● Task prompt:
A single number is the whole answer: how many lines in this listing contain "false".

● Data shown:
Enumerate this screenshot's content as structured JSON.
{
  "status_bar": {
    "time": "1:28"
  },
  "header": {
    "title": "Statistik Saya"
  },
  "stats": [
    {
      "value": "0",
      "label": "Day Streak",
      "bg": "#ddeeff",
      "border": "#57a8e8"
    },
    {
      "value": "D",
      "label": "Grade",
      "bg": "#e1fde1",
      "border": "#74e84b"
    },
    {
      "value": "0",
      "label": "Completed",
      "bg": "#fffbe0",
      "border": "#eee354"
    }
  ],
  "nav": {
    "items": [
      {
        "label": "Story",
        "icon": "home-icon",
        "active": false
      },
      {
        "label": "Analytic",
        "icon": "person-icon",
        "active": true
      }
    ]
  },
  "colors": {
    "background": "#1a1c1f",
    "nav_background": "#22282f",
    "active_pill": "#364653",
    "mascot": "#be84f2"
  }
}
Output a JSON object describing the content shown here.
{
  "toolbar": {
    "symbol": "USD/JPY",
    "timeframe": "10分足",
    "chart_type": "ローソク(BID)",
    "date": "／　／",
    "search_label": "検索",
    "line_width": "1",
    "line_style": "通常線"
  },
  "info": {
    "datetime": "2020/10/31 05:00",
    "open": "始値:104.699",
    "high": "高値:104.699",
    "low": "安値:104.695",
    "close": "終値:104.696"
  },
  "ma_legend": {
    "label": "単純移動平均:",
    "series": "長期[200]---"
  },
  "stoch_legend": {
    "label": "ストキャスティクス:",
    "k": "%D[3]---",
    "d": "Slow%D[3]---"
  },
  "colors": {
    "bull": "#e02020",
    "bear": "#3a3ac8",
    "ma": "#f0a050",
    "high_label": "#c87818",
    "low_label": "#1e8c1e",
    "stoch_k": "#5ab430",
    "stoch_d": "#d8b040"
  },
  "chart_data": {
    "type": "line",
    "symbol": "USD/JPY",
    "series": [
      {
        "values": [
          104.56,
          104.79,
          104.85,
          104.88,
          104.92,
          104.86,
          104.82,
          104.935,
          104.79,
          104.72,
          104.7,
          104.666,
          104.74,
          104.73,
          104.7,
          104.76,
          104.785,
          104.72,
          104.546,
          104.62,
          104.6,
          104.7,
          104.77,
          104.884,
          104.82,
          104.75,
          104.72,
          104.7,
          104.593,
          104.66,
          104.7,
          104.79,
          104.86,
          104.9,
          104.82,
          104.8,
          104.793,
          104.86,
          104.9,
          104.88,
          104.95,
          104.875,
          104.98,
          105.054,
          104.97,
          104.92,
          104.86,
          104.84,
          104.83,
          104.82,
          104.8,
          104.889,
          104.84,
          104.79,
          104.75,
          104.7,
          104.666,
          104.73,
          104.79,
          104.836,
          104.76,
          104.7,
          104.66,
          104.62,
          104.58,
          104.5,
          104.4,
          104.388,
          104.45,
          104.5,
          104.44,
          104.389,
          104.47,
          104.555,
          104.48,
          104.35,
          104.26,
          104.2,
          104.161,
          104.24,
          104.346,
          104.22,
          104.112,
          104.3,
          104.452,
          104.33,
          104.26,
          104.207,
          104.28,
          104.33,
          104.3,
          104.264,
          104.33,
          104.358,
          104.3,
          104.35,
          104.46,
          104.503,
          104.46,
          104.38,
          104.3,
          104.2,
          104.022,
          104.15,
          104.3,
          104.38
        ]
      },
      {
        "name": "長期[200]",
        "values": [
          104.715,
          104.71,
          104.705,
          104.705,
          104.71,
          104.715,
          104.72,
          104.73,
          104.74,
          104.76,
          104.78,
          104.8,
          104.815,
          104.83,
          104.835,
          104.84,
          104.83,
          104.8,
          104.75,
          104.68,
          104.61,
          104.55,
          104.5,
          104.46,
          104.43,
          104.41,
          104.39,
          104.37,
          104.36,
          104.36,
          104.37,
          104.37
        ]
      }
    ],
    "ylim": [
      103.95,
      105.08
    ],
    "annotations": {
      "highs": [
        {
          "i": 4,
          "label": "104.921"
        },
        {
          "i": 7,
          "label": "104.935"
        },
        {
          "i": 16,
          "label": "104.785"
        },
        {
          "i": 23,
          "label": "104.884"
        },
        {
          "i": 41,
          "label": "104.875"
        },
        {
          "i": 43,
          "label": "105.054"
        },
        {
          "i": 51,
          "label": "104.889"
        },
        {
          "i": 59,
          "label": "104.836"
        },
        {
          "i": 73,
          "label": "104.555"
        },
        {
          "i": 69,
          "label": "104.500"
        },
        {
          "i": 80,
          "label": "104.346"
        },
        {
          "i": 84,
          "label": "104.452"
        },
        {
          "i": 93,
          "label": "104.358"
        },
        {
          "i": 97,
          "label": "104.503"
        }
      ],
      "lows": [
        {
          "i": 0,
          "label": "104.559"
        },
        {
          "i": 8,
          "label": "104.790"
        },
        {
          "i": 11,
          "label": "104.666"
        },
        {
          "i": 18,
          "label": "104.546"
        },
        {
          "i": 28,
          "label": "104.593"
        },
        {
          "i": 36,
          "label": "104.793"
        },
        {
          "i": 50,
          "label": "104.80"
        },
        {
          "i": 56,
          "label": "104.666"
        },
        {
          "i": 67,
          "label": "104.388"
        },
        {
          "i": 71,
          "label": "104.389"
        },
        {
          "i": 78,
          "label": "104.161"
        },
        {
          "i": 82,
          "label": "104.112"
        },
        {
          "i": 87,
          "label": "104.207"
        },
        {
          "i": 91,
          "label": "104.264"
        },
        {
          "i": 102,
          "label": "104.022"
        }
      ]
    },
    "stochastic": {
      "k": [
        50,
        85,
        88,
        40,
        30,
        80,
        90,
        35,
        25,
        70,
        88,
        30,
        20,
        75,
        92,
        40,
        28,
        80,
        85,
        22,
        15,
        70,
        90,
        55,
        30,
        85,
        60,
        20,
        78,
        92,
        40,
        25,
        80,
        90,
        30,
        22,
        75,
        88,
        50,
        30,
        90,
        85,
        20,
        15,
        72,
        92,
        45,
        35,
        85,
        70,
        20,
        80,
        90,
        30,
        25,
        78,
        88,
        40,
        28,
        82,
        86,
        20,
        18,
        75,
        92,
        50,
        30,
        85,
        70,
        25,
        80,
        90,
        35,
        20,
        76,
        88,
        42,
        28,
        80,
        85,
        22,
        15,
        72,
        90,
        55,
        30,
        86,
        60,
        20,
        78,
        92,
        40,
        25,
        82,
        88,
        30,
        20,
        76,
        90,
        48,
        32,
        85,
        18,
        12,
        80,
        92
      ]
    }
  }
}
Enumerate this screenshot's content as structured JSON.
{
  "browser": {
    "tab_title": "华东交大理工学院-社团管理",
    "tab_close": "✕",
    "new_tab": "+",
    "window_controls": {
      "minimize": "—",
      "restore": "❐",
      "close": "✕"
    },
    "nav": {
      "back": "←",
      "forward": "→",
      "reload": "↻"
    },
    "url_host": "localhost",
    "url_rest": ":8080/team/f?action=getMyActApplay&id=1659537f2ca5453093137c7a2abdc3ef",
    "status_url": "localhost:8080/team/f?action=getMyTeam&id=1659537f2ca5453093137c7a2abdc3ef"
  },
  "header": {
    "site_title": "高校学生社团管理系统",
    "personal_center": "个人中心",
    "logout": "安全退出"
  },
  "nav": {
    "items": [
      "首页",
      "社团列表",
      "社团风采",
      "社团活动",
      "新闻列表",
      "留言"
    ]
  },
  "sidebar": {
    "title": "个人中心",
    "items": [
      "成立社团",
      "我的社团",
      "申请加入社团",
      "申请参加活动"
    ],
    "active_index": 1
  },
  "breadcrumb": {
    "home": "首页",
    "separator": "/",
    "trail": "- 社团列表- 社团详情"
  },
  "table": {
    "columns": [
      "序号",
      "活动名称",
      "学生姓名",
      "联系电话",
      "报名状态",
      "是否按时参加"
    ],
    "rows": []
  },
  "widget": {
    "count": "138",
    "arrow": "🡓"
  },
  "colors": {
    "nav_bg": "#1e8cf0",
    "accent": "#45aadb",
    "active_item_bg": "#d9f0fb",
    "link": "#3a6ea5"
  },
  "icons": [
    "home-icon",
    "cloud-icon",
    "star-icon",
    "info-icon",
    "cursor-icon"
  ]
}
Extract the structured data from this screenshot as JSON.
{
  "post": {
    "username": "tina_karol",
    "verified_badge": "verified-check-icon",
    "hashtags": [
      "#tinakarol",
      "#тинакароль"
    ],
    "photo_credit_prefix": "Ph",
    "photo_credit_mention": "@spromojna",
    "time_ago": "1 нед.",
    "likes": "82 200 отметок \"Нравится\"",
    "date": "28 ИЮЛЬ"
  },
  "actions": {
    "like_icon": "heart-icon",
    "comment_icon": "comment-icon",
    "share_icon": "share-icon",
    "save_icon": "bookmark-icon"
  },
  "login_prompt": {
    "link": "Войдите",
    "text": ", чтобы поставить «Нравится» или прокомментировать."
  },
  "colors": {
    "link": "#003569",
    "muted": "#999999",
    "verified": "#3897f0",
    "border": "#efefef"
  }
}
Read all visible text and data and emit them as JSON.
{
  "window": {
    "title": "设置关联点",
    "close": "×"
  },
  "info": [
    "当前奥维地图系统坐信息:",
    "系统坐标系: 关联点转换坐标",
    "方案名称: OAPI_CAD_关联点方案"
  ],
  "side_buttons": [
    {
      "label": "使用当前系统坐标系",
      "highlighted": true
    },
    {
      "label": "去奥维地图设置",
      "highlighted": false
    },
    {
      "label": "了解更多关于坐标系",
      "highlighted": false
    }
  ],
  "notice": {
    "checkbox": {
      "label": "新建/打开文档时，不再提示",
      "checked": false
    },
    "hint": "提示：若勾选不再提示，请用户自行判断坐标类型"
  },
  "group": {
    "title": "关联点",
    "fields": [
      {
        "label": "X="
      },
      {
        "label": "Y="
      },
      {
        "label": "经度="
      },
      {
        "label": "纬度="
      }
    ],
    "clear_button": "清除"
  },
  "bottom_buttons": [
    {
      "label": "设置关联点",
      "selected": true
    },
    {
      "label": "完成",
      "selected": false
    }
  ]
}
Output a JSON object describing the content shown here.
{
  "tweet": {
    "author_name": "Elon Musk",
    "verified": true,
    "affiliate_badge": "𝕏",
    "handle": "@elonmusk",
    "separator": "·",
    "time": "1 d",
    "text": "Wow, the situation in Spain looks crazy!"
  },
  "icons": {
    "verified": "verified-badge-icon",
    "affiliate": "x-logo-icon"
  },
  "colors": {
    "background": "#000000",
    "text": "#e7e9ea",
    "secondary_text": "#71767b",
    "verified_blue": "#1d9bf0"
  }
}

● Problem solution:
5